|Saint George in Tbilisi, Georgia|
Could this be where Georgia got its name?
Marcel posts about Saint George, which prompts me to do a little reading, wherein I turn up some interesting tidbits:
Saint George (AD 275–281 to 23 April 303), was a Roman soldier and military officer in the Guard of Emperor Diocletian of the Roman army, who ordered his death for failing to recant his Christian faith. As a Christian martyr, he later became one of the most venerated saints in Christianity.He failed to recant his faith? How do you do that? Did he mispronounce a couple of words in the official recantation speech? I think it is more likely that he refused to recant his faith. This is something that continues to baffle me: people who let themselves be tortured in a most horrible manner because they refuse to say a few words. Then again, we have the Buddhist monks who set themselves on fire in SE Asia during the Vietnam era because they couldn't stand listening to the government's bullshit anymore. (That's the only explanation I've come across that made any sense.)

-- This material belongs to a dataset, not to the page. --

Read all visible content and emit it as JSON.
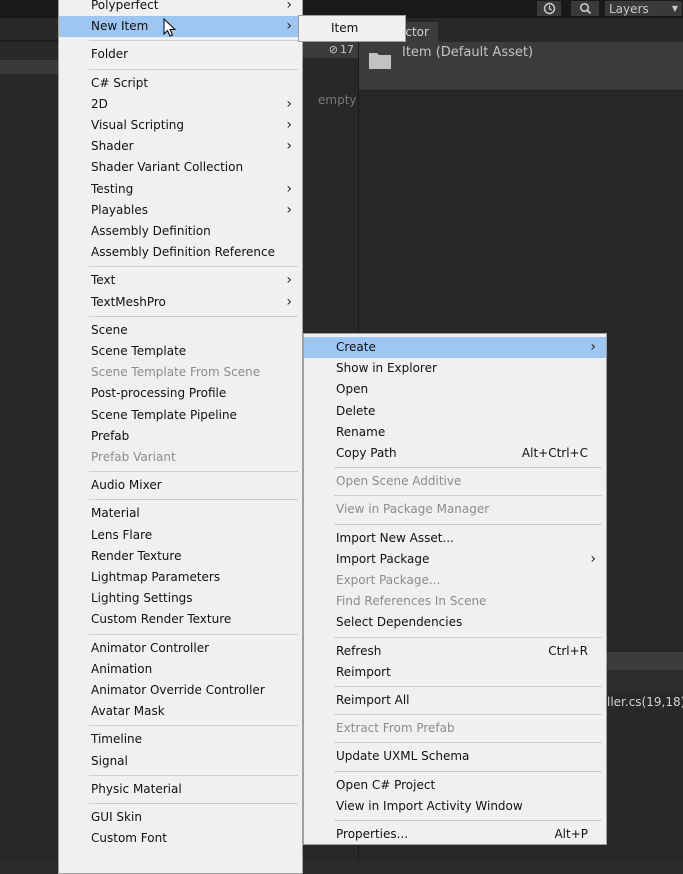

|Nicomedia is just off the right edge of the map.|
Saint George likely was born to a Christian noble family in Lydda, Syria Palaestina, during the late third century between about 275 and 285. He died in Nicomedia in Anatolia.
Nicomedia was the eastern and most senior capital city of the Roman Empire between 286 and 324, during the Tetrarchy introduced by Diocletian.

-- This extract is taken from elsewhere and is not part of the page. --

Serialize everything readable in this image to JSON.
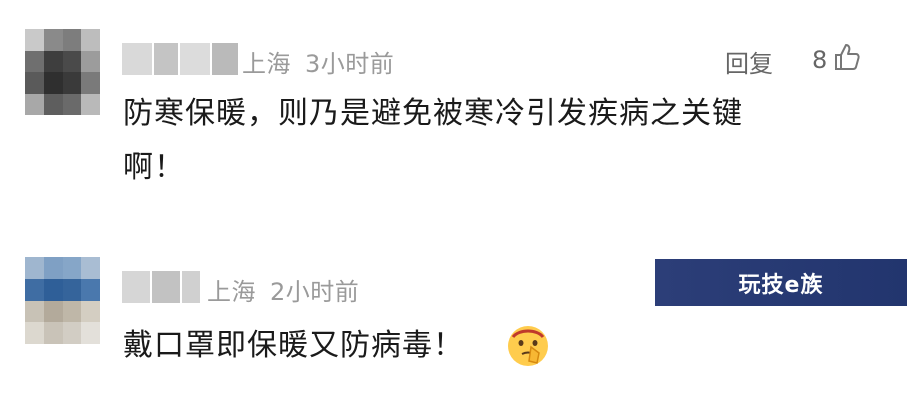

St. Geoge didn't live very long, but he sure made a name for himself. How he got to be an Englishman escapes me. In case you didn't know, he's famous for killing the dragon and rescuing the girl. Being as this happened 1700 years ago we can't be sure of exactly what happened, but here's a good summary:

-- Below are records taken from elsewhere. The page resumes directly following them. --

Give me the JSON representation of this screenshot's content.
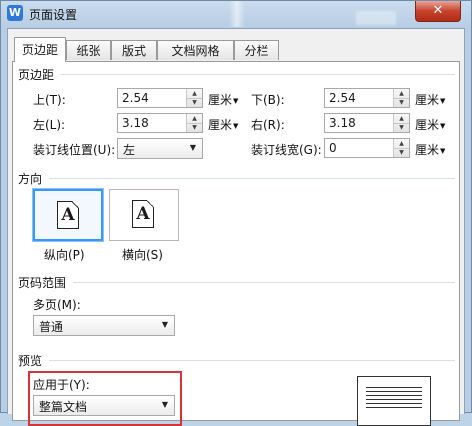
{
  "window": {
    "title": "页面设置",
    "app_icon": "W",
    "close_label": "✕"
  },
  "tabs": [
    {
      "label": "页边距",
      "active": true
    },
    {
      "label": "纸张",
      "active": false
    },
    {
      "label": "版式",
      "active": false
    },
    {
      "label": "文档网格",
      "active": false
    },
    {
      "label": "分栏",
      "active": false
    }
  ],
  "margins": {
    "group_title": "页边距",
    "top": {
      "label": "上(T):",
      "value": "2.54",
      "unit": "厘米"
    },
    "bottom": {
      "label": "下(B):",
      "value": "2.54",
      "unit": "厘米"
    },
    "left": {
      "label": "左(L):",
      "value": "3.18",
      "unit": "厘米"
    },
    "right": {
      "label": "右(R):",
      "value": "3.18",
      "unit": "厘米"
    },
    "gutter_position": {
      "label": "装订线位置(U):",
      "value": "左"
    },
    "gutter": {
      "label": "装订线宽(G):",
      "value": "0",
      "unit": "厘米"
    }
  },
  "orientation": {
    "group_title": "方向",
    "portrait": {
      "label": "纵向(P)",
      "glyph": "A",
      "selected": true
    },
    "landscape": {
      "label": "横向(S)",
      "glyph": "A",
      "selected": false
    }
  },
  "page_range": {
    "group_title": "页码范围",
    "multiple_pages": {
      "label": "多页(M):",
      "value": "普通"
    }
  },
  "preview": {
    "group_title": "预览",
    "apply_to": {
      "label": "应用于(Y):",
      "value": "整篇文档"
    }
  },
  "colors": {
    "accent": "#3399ff",
    "highlight": "#d9333a",
    "close": "#c7432d"
  }
}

In the fully developed Western version, which developed as part of the Golden Legend, a dragon or crocodile makes its nest at the spring that provides water for the city of "Silene" (perhaps modern Cyrene, Libya or the city of Lydda in Syria Palaestina, depending on the source). Consequently, the citizens have to dislodge the dragon from its nest for a time, to collect water. To do so, each day they offer the dragon at first a sheep, and if no sheep can be found, then a virgin maiden is the best substitute for one. The victim is chosen by drawing lots. One day, this happens to be the princess. The monarch begs for her life to be spared, but to no avail. She is offered to the dragon, but then Saint George appears on his travels. He faces the dragon, protects himself with the sign of the cross, slays the dragon, and rescues the princess. The citizens abandon their ancestral paganism and convert to Christianity.Christ almighty, those villagers must have been pretty damn desperate to be sacrificing people to get water. And George just happens to show up on the day that the princess was the chosen victim? What are the odds? One more day and there wouldn't have been any young women to sacrifice. And why would they be sacrificing young women? Wouldn't old folks be a more reasonable choice? I know, I know, it wouldn't make as good a story. Hollywood isn't doing anything new, evidently the monks were Hollywood-izing their stories a thousand years ago.
You know how people talk about how old books are rare and valuable and this is the only in existence? Well, there were best sellers in the good old days too. The Golden Legend is one:
The Golden Legend (Latin: Legenda aurea or Legenda sanctorum) is a collection of hagiographies by Jacobus de Voragine that became a late medieval bestseller. More than a thousand manuscripts of the text have survived. It was likely compiled around the year 1260, although the text was added to over the centuries.
|Saint George of Lydda by Hans von Kulmbach, circa 1510|
|Roman body armor|